The Votive Candle
Someone lights a candle on a still day in the woods
and it burns down to start a forest fire
which sweeps everything away. When someone else’s father died
she went through his pockets for trinkets or treasures,
she spent days digging through his laundry and holding
his tools to feel his grip, to sense the weight
of her own loss. But he’d never been handy,
his tools had been used only when absolutely necessary,
so there was no response. Forest fires rage
when underbrush and tinder have moldered, and flare
from years of suppression. And when it is over,
no matter what’s been lost, the forest comes alive
more vividly, often, than it has done for years.
So these days I make sure to keep presents in the pockets
of the clothes I don’t wear much, snapshots and cryptic
messages, interesting pebbles and twigs.
When I look out the window and see myself out there.
When my breaths and heartbeats have reached the magic number
they are always counting toward.
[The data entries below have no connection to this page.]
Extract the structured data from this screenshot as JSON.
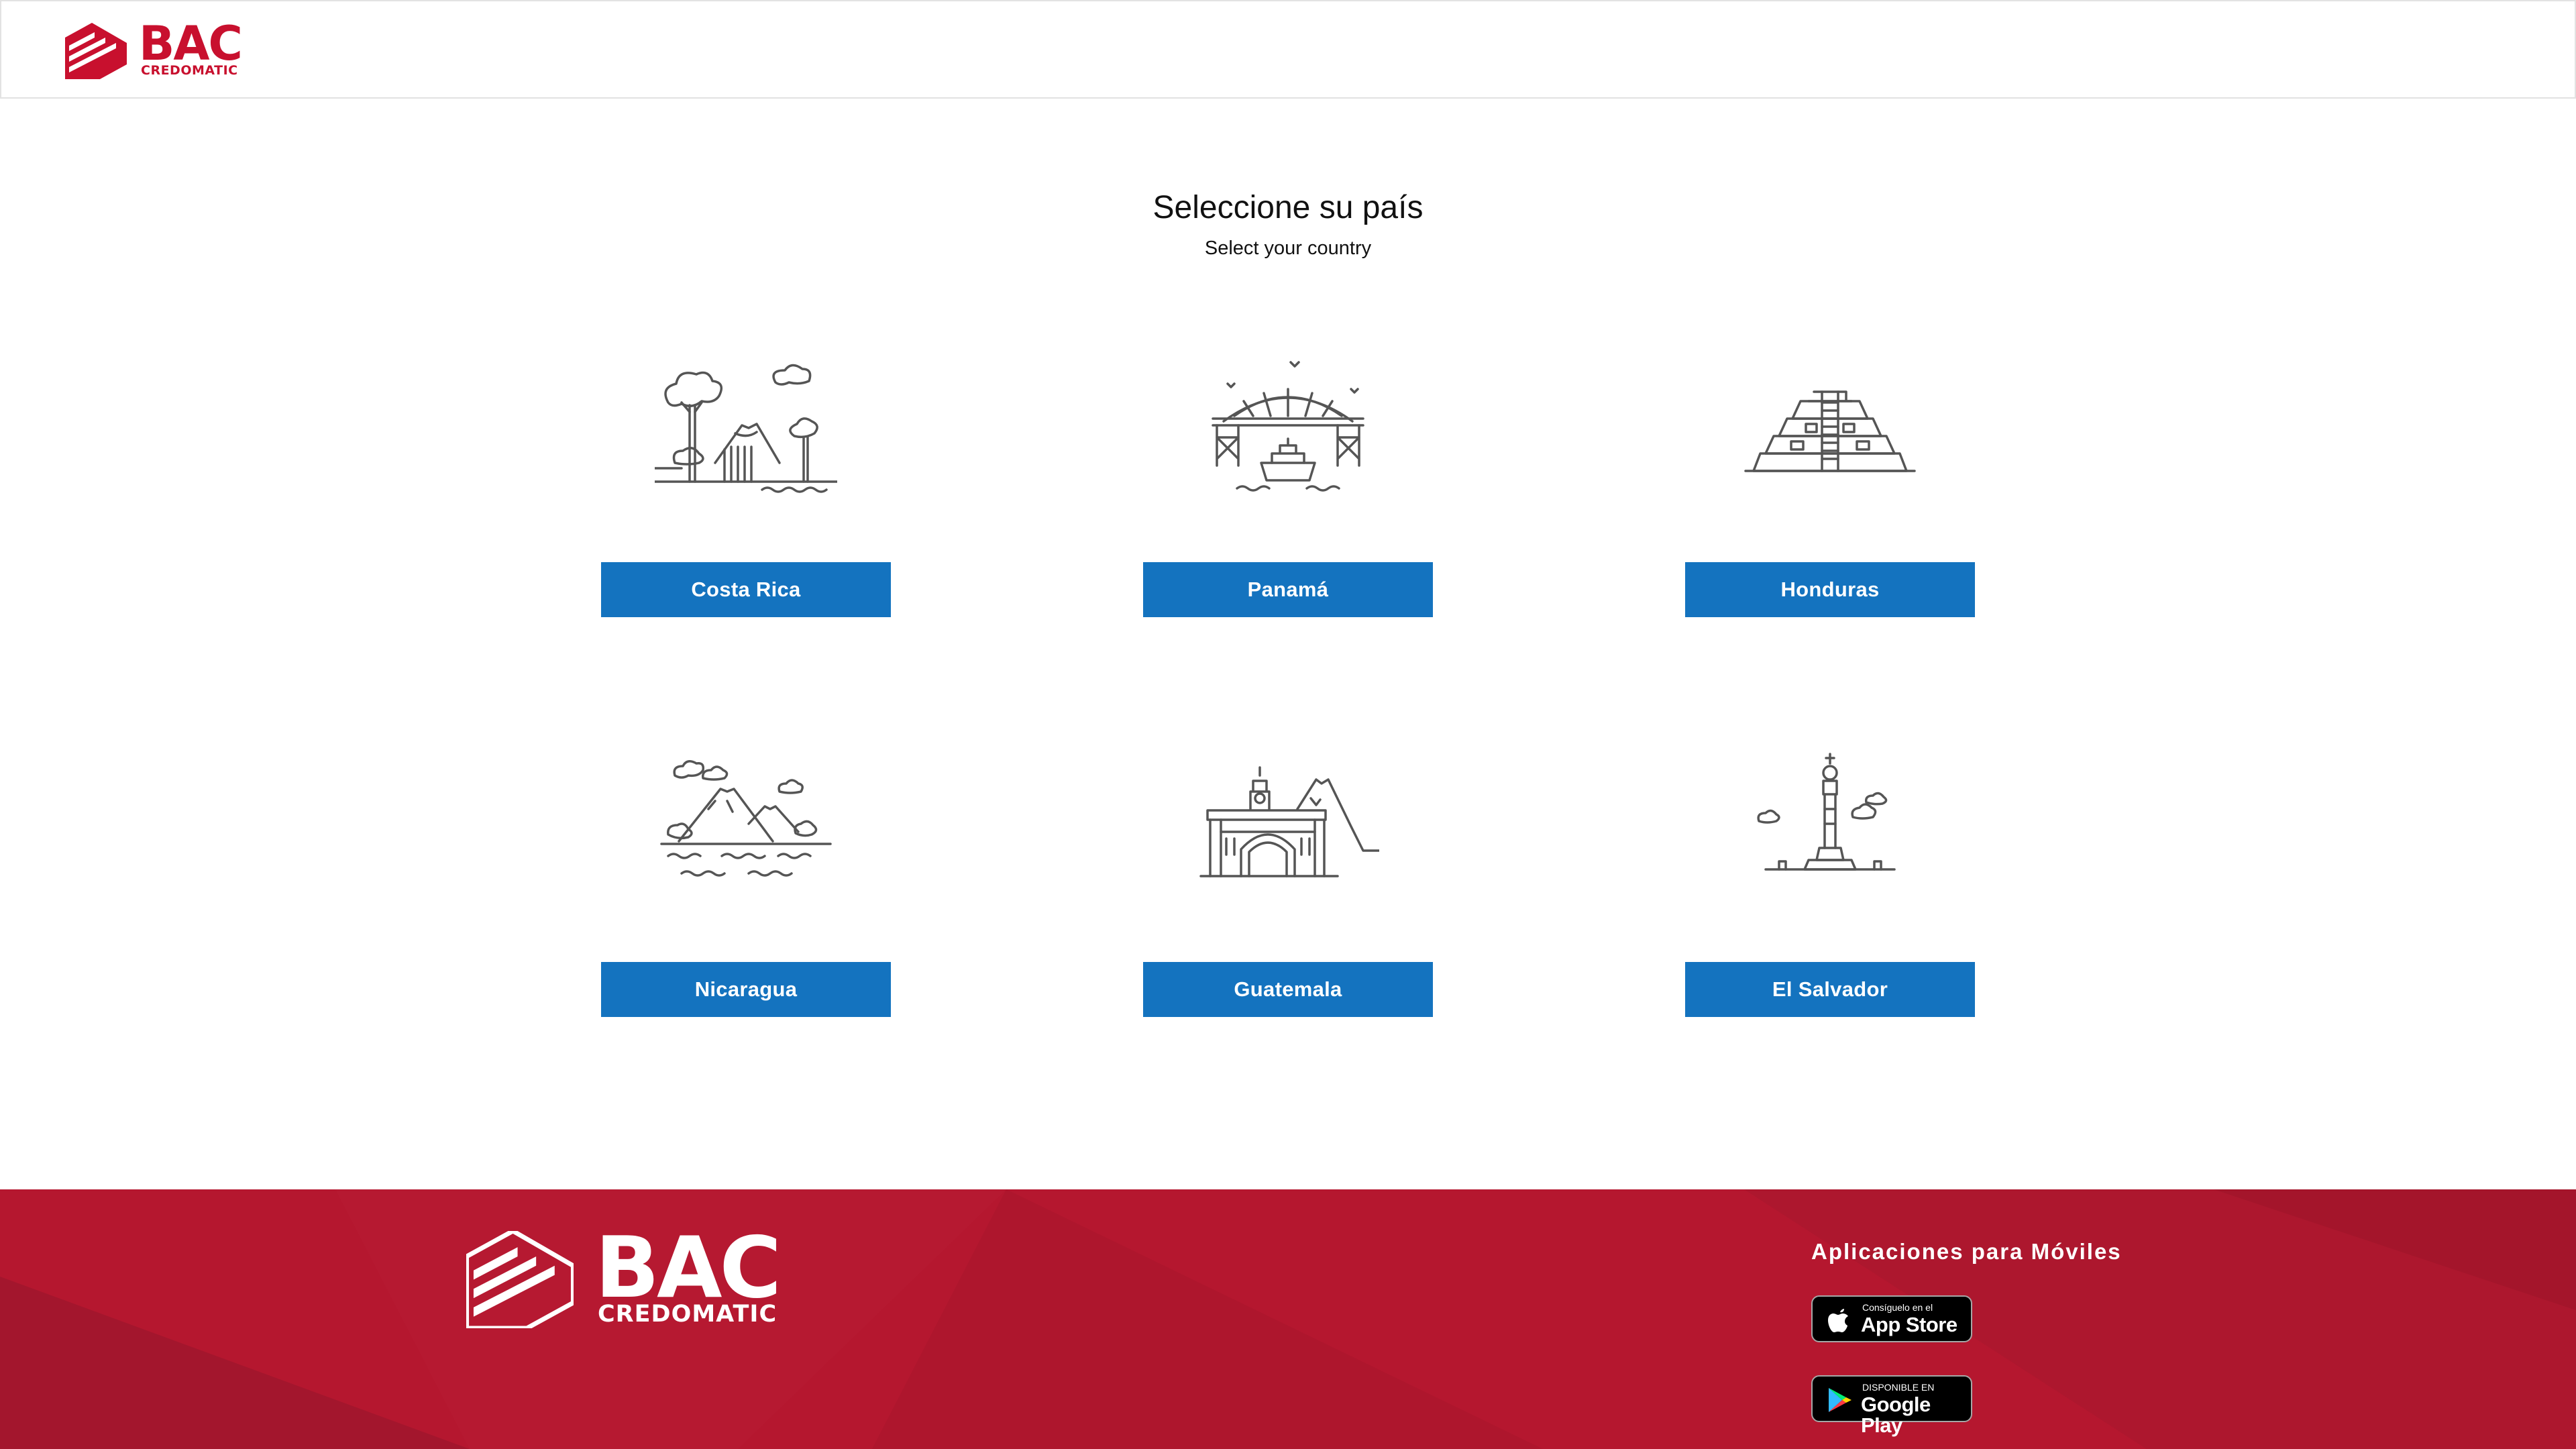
{
  "header": {
    "logo_text": "BAC",
    "logo_subtext": "CREDOMATIC"
  },
  "main": {
    "title": "Seleccione su país",
    "subtitle": "Select your country",
    "countries": [
      {
        "label": "Costa Rica",
        "icon": "costa-rica-landscape-icon"
      },
      {
        "label": "Panamá",
        "icon": "panama-canal-bridge-icon"
      },
      {
        "label": "Honduras",
        "icon": "honduras-pyramid-icon"
      },
      {
        "label": "Nicaragua",
        "icon": "nicaragua-volcanoes-icon"
      },
      {
        "label": "Guatemala",
        "icon": "guatemala-arch-icon"
      },
      {
        "label": "El Salvador",
        "icon": "el-salvador-monument-icon"
      }
    ]
  },
  "footer": {
    "logo_text": "BAC",
    "logo_subtext": "CREDOMATIC",
    "apps_title": "Aplicaciones para Móviles",
    "app_store": {
      "small": "Consíguelo en el",
      "big": "App Store"
    },
    "google_play": {
      "small": "DISPONIBLE EN",
      "big": "Google Play"
    }
  },
  "colors": {
    "brand_red": "#c8102e",
    "button_blue": "#1473bf",
    "footer_red": "#b5172f",
    "icon_gray": "#555555"
  }
}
Burn the underbrush away.
Michael Hettich | Mudlark No. 40 (2010)
Contents | The Small Birds